One of the challenges I faced when getting my new blog theme up and running was getting highlight.js working as I wanted it to. The library has support for a riduculous number of languages, and provides theming capabilities, so it was the clear choice when it came to syntax highlighting for the web. The challenge is that tt's not just adding simple script tag and you're done with it. They seem to expect you to know what you're doing when consuming the library.
Remember: this is a good thing.
Lucky for us, the folks in charge of highlight.js have given us all the tools we need to make using the library in our application nice and performant. In my case, I use Bower as my package manager and Gulp as my build system, which worked well once I figured out what I was doing. Let me walk you though it.
Installing Highlight.js with Bower
To start, you'll need to add highlight.js to your project using Bower.
Building Highlight.js with Gulp
The hard work has already been done by the highlight.js team, as they have already included a lovely build tool for us to use. You can read about the details here in the building and testing documentation.
If you read the docs earlier, you know that there is a NodeJS script in the
tools directory that will do all the heavy lifting. All we need to do in our Gulp task is use that script.
Here's my Gulp task:
It looks a little strange for a gulp task, but all I'm doing is executing a shell command using the
exec in NodeJS to spawn a child process. The important part is in the
command variable. Let's walk through it.
First, I'm moving into the root directory of the highligh.js.origin package we previously installed using Bower.
Then, I'm installing the dependencies that are needed by the provided build tool.
Finally, I'm running the build command as specified in the documentation. This part should be changed to make sure it includes the languages you want to display in your application.
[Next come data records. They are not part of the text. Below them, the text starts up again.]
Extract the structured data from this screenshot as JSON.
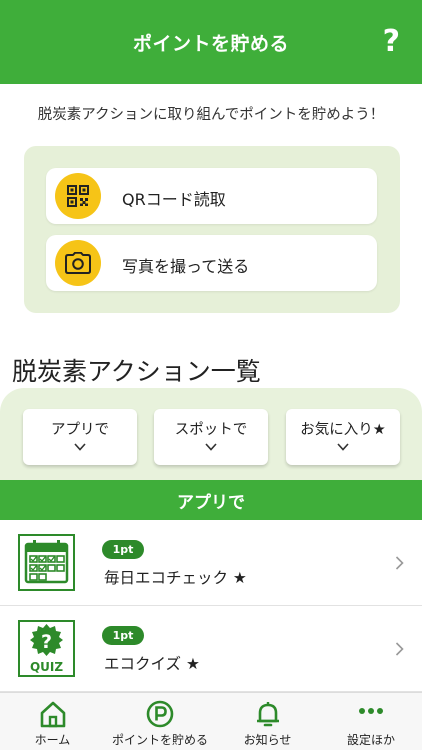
{
  "header": {
    "title": "ポイントを貯める",
    "help_label": "?"
  },
  "intro": {
    "text": "脱炭素アクションに取り組んでポイントを貯めよう！"
  },
  "actions": [
    {
      "label": "QRコード読取",
      "icon": "qr-code-icon"
    },
    {
      "label": "写真を撮って送る",
      "icon": "camera-icon"
    }
  ],
  "section": {
    "title": "脱炭素アクション一覧"
  },
  "filters": [
    {
      "label": "アプリで"
    },
    {
      "label": "スポットで"
    },
    {
      "label": "お気に入り★"
    }
  ],
  "category": {
    "label": "アプリで"
  },
  "items": [
    {
      "points": "1pt",
      "title": "毎日エコチェック ★",
      "icon": "calendar-check-icon"
    },
    {
      "points": "1pt",
      "title": "エコクイズ ★",
      "icon": "quiz-icon",
      "icon_text": "QUIZ"
    }
  ],
  "tabs": [
    {
      "label": "ホーム",
      "icon": "home-icon"
    },
    {
      "label": "ポイントを貯める",
      "icon": "points-icon"
    },
    {
      "label": "お知らせ",
      "icon": "bell-icon"
    },
    {
      "label": "設定ほか",
      "icon": "more-icon"
    }
  ],
  "colors": {
    "brand_green": "#3fae3a",
    "dark_green": "#2d8a2a",
    "accent_yellow": "#f6c417",
    "panel_green": "#e6f0d8"
  }
}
Details are in their documentation.
The rest is just outputting the standard out and standard error streams to the console, and calling the Gulp callback to make sure we come back to our original process, as per the Gulp documentation.
If everything is done correctly, you should have a new
build folder in the
highlight.js.origin folder that contains your newly build library.
Building Highlight.js Themes for SASS
I suppose this part is optional, but it shouldn't be.
To make optimize your site, you should be minimizing the number of requests that the client browser needs to make to get all the required resources for your application. For styling, that involves concatenanting all of your styles and style libraries into a single file.
To do this, I use SASS or, more specifically, gulp-sass to build all of my stylesheets and combine them into a single CSS file as described by the SASS documentation. I'm going to assume that you're doing the same, or at least something similar in your application that will be using highlight.js.
Because SASS only handles combining other
scss files, I copy the theme stylesheet into a newly named
scss file. Here's my gulp task for that:
Then in my main stylesheet, I include:
This will bring in the
highlight.js.scss file when I build my styles using
gulp-sass in my application stylesheet build task.
And now highlight.js ready to Use in our application.
Caveat About Using Highlight.js with Markdown
My post assumes that for any blocks of text where you want syntax highlighting you're comfortable using the default highlight.js usage behaviour of wrapping the code with
Although I blog using Markdown, at the time of this writing I still wrap my text with these elements, unlike GitHub flavoured markdown that lets define the language using regular Markdown syntax.
The reason for this, is that my blog engine renders the Markdown syntax with a bunch of extra HTML woven throughout the code to display it without the need for a library like highlight.js.
It might not be a big deal for you or your project, but I thought it was something you should be aware of when if you're planning on using highlight.js in your application.